The most difficult dilemma facing English women’s football can best be illustrated by the contrasting metaphors favoured by its top executives.
Baroness Sue Campbell, the Football Association’s director of women’s football, often draws on anatomy when warning of a division between the Women’s Super League’s richest and most resourceful clubs and those less privileged, in July stating: “The important thing is we don’t let the head leave the body. If the head leaves the body then there is no integrity to the football pyramid.”
Meanwhile Campbell’s FA colleague Kelly Simmons, director of the women’s professional game, likened top flight players to birds, admitting some potential strategies to ensure equality—namely the introduction of a harder salary cap—also present considerable challenges.
“It’s the biggest conundrum in the women’s game,” she said. “Because you want the clubs to compete in Champions League. You want women to earn to their full potential. No one’s clipping the wings of male players.
— Manchester United Women (@ManUtdWomen) September 15, 2022
“And you want the league to be sustainable and all the clubs are saying ‘as this grows, how are we going to learn lessons from the men’s game and put cost controls in?’ I think we’ve got some growth to go.

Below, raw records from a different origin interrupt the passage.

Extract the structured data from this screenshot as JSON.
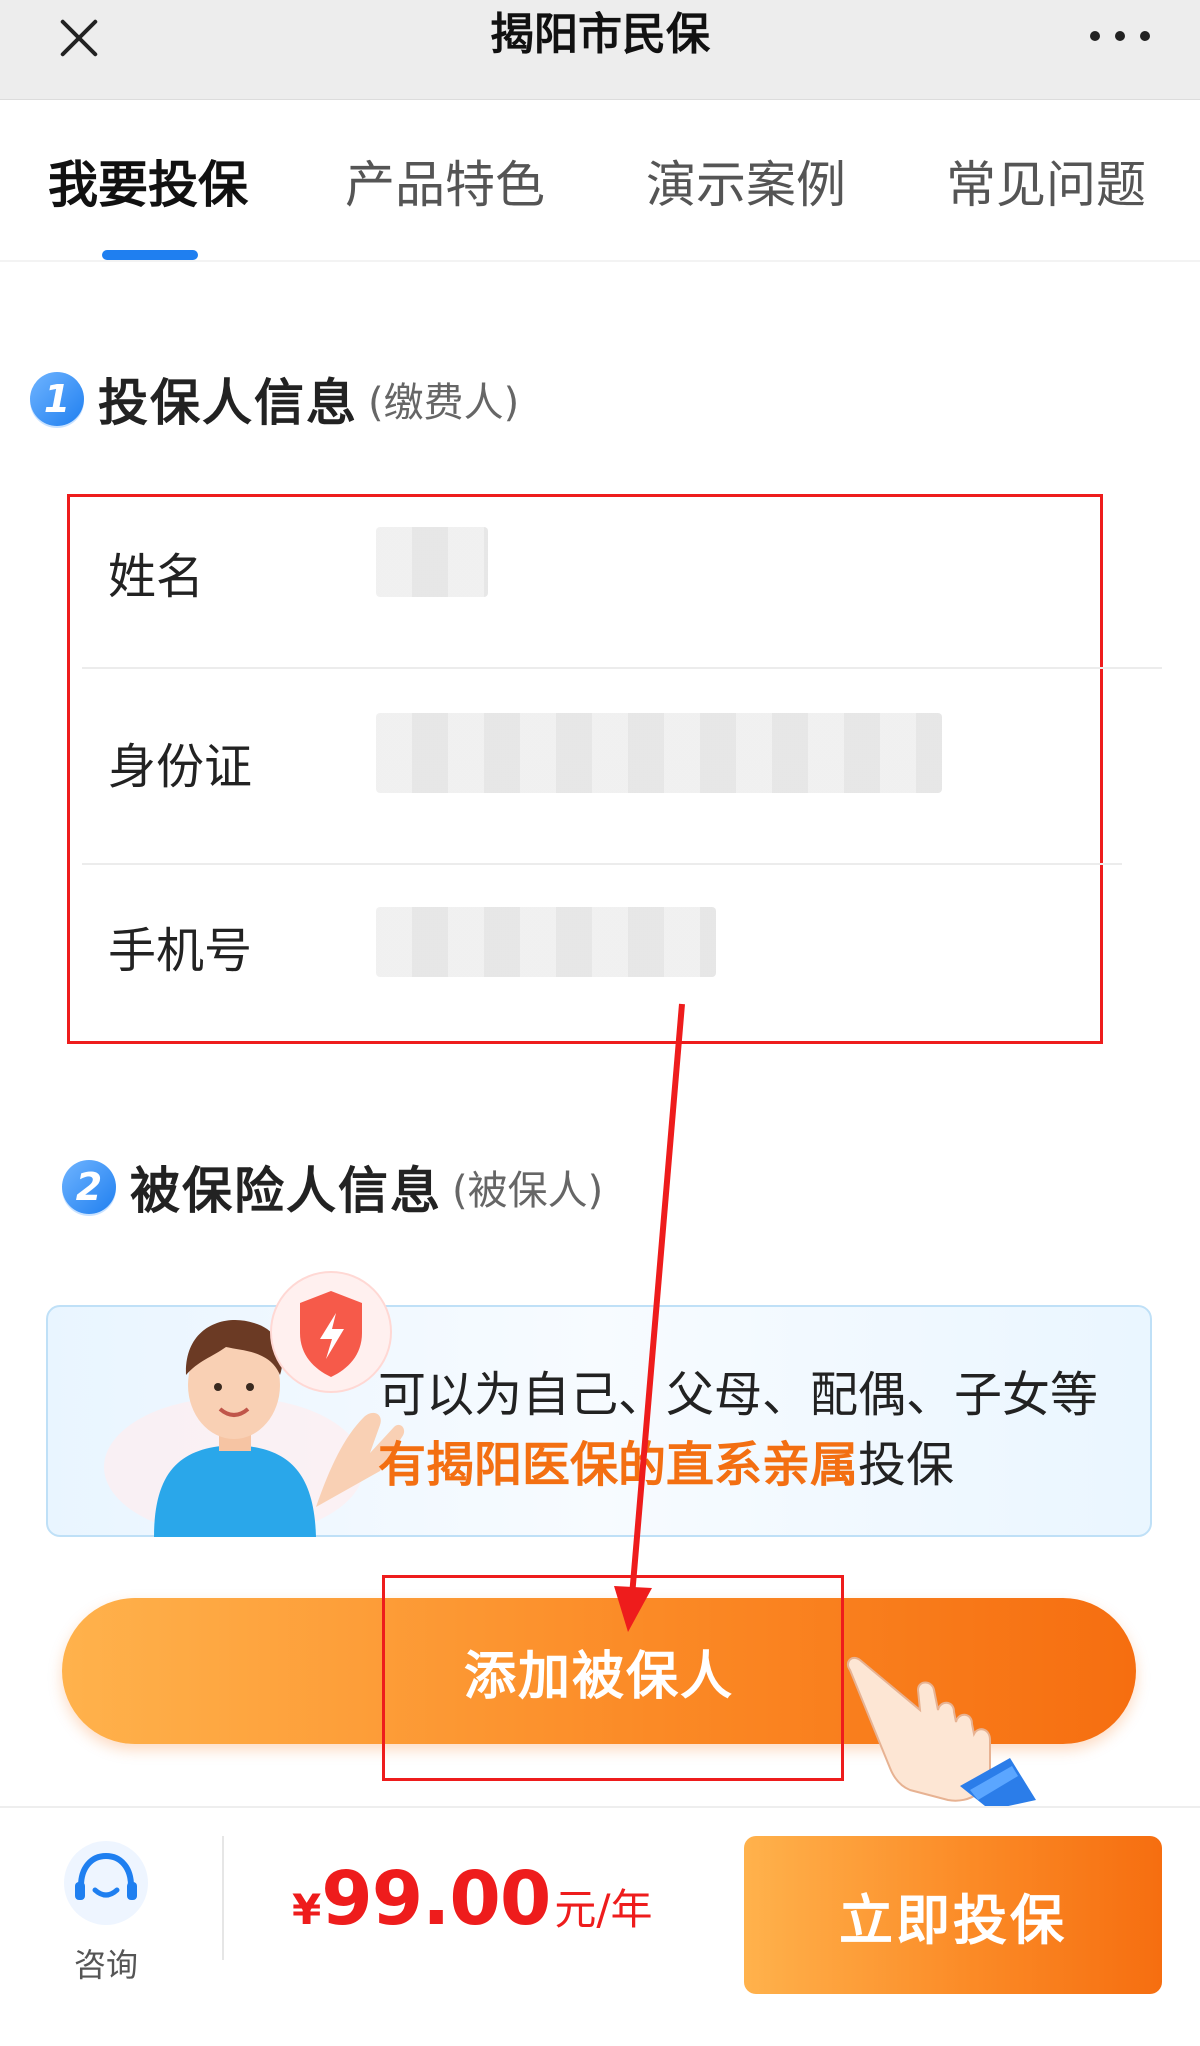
{
  "topbar": {
    "title": "揭阳市民保"
  },
  "tabs": [
    {
      "label": "我要投保",
      "active": true
    },
    {
      "label": "产品特色",
      "active": false
    },
    {
      "label": "演示案例",
      "active": false
    },
    {
      "label": "常见问题",
      "active": false
    }
  ],
  "section1": {
    "number": "1",
    "title": "投保人信息",
    "subtitle": "(缴费人)",
    "fields": [
      {
        "label": "姓名"
      },
      {
        "label": "身份证"
      },
      {
        "label": "手机号"
      }
    ]
  },
  "section2": {
    "number": "2",
    "title": "被保险人信息",
    "subtitle": "(被保人)"
  },
  "banner": {
    "line1": "可以为自己、父母、配偶、子女等",
    "highlight": "有揭阳医保的直系亲属",
    "line2_suffix": "投保"
  },
  "add_insured": {
    "label": "添加被保人"
  },
  "bottombar": {
    "consult_label": "咨询",
    "price_currency": "¥",
    "price_amount": "99.00",
    "price_unit": "元/年",
    "buy_label": "立即投保"
  },
  "colors": {
    "accent_blue": "#1f7ff0",
    "orange": "#f66e10",
    "price_red": "#ee1c1c",
    "annotation_red": "#ee1c1c"
  },
  "icons": [
    "close-icon",
    "more-icon",
    "shield-icon",
    "headset-icon",
    "hand-pointer-icon"
  ]
}
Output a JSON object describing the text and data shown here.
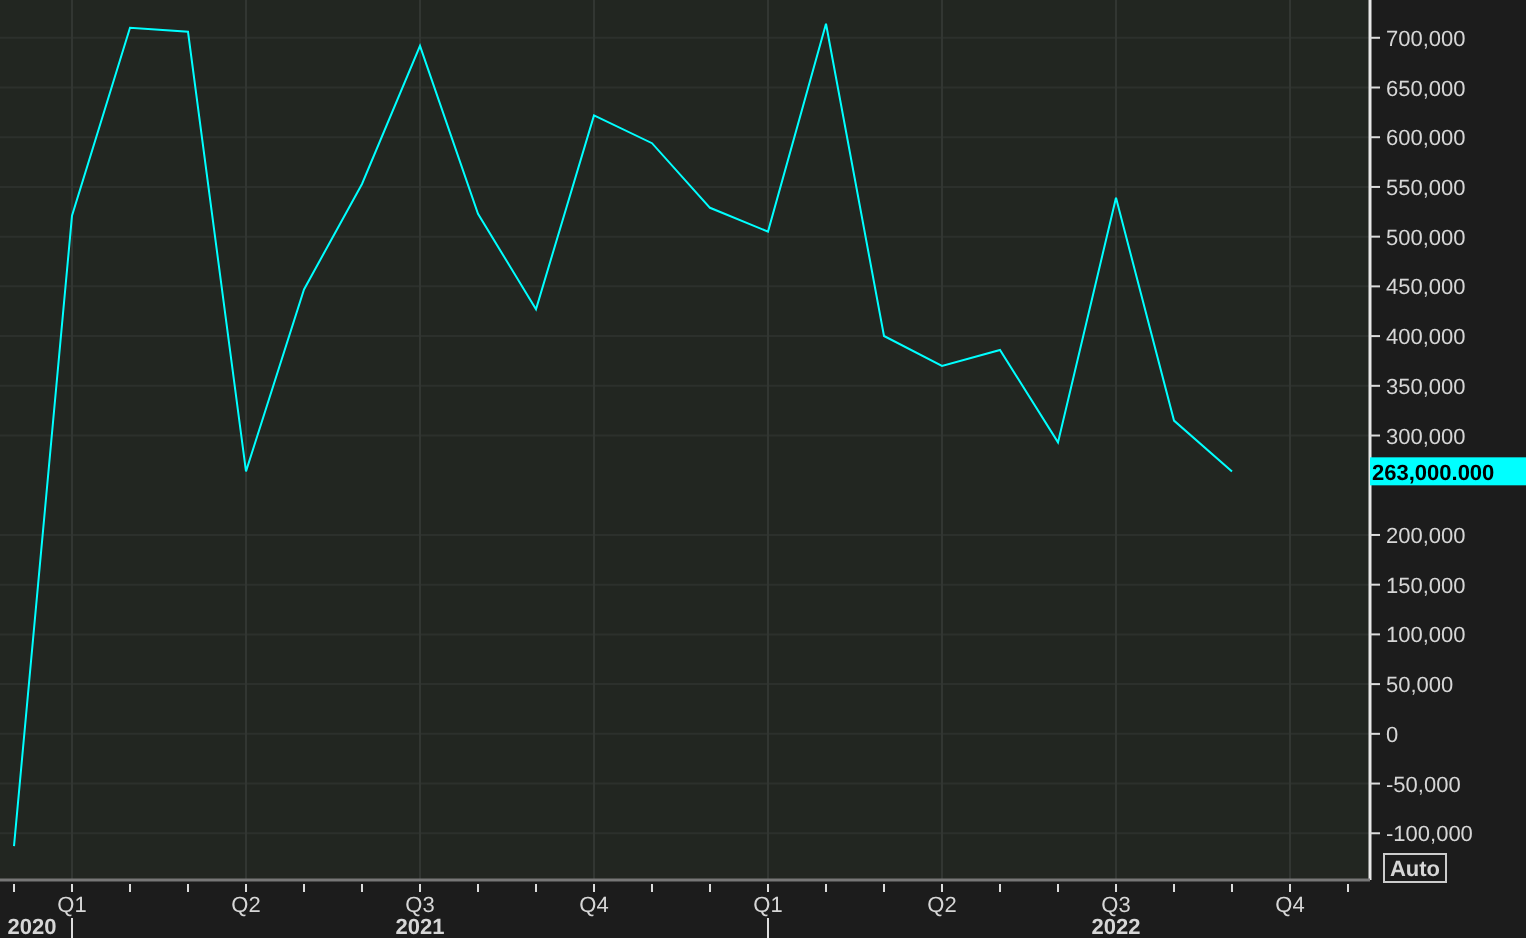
{
  "chart": {
    "chart_data": {
      "type": "line",
      "categories": [
        null,
        "Q1",
        null,
        null,
        "Q2",
        null,
        null,
        "Q3",
        null,
        null,
        "Q4",
        null,
        null,
        "Q1",
        null,
        null,
        "Q2",
        null,
        null,
        "Q3",
        null,
        null,
        "Q4"
      ],
      "series": [
        {
          "color": "#00ffff",
          "values": [
            -113000,
            521000,
            710000,
            706000,
            264000,
            447000,
            553000,
            692000,
            523000,
            427000,
            622000,
            594000,
            529000,
            505000,
            714000,
            400000,
            370000,
            386000,
            293000,
            539000,
            315000,
            264000,
            null
          ]
        }
      ],
      "ylim": [
        -147000,
        738000
      ],
      "grid": true,
      "yticks": [
        {
          "value": -100000,
          "label": "-100,000"
        },
        {
          "value": -50000,
          "label": "-50,000"
        },
        {
          "value": 0,
          "label": "0"
        },
        {
          "value": 50000,
          "label": "50,000"
        },
        {
          "value": 100000,
          "label": "100,000"
        },
        {
          "value": 150000,
          "label": "150,000"
        },
        {
          "value": 200000,
          "label": "200,000"
        },
        {
          "value": 300000,
          "label": "300,000"
        },
        {
          "value": 350000,
          "label": "350,000"
        },
        {
          "value": 400000,
          "label": "400,000"
        },
        {
          "value": 450000,
          "label": "450,000"
        },
        {
          "value": 500000,
          "label": "500,000"
        },
        {
          "value": 550000,
          "label": "550,000"
        },
        {
          "value": 600000,
          "label": "600,000"
        },
        {
          "value": 650000,
          "label": "650,000"
        },
        {
          "value": 700000,
          "label": "700,000"
        }
      ]
    },
    "years": [
      {
        "label": "2020"
      },
      {
        "label": "2021"
      },
      {
        "label": "2022"
      }
    ],
    "last_value": "263,000.000",
    "scale_button": "Auto"
  }
}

“It’ll be interesting to see what UEFA do in the context of sort of financial fair play and the women’s game. I think it’s going to be a really interesting debate as the revenues grow and I don’t honestly know what the answer is at the moment.”
The WSL currently implements a soft cap, under which clubs can only spend up to 40 per cent of turnover on salaries, but some have wondered if a specific number, like in the United States’ National Women’s Soccer League, might be necessary.
Relatedly, there is growing concern about how the Championship can keep up with the top flight. To borrow from Campbell, it’s another potential head-leaving-the-body scenario at a critical post-Euro 2022 crossroads.
“We’re very conscious that the Super League is fully professional and Championship is semi-pro, but we want jeopardy,” said WSL and Championship board chair Dawn Airey.
“We want clubs to be able to move up and when someone comes up, someone comes down, and the Championship, there is a gulf between the professionals who play full time in the Super League and the part-time nature invariably of the Championship.
“So they are going to be different calibre and would we like the Championship to be fully professional? Yes we would. But there’s so much that needs to be done in terms of workforce.”
The #BarclaysWSL starts tonight!
— Barclays Women's Super League (@BarclaysWSL) September 16, 2022
To address that this season, Championship teams, who share 25 per cent of the commercial revenue generated by the top two flights, can apply for a share of an additional £3million earmarked specifically for step two sides to further their development.
While the Championship is already under way, the WSL’s 2022-23 season starts this weekend after it, like the rest of English football, was delayed out of respect to the Queen’s death.
It is the second year of an estimated £24m, three-year broadcast deal with the BBC and Sky Sports, with broadcast revenue, said Airey, accounting for the “the single largest source of revenue at league level”.
She explained: “We need to be attracting more money to the game. We’ll be talking about the [new deal] next early next year so a very strong Super League and Championship performance this year is going to be quite important to the negotiation for the next three or five years.”
One face missing from the weekend’s clashes will be Lioness Keira Walsh, who left Manchester City for Barcelona earlier this month for a transfer fee estimated to be worth more than £350,000—smashing what was thought to be in excess of the £250,000 Chelsea paid to lure Pernille Harder from Wolfsburg.
An impressive 45,000 tickets have already been sold for Arsenal’s north London derby with Tottenham on September 24, with clubs citing an unprecedented demand for tickets to women’s matches since the Lionesses’ European triumph this summer.
How much that enthusiasm will sustain into the season, as mid-table teams duke it out in less favourable weather, remains to be seen. Still, all signs point to a considerable uptick in interest – and income – that will force the FA to consider precisely which metaphor it can live with.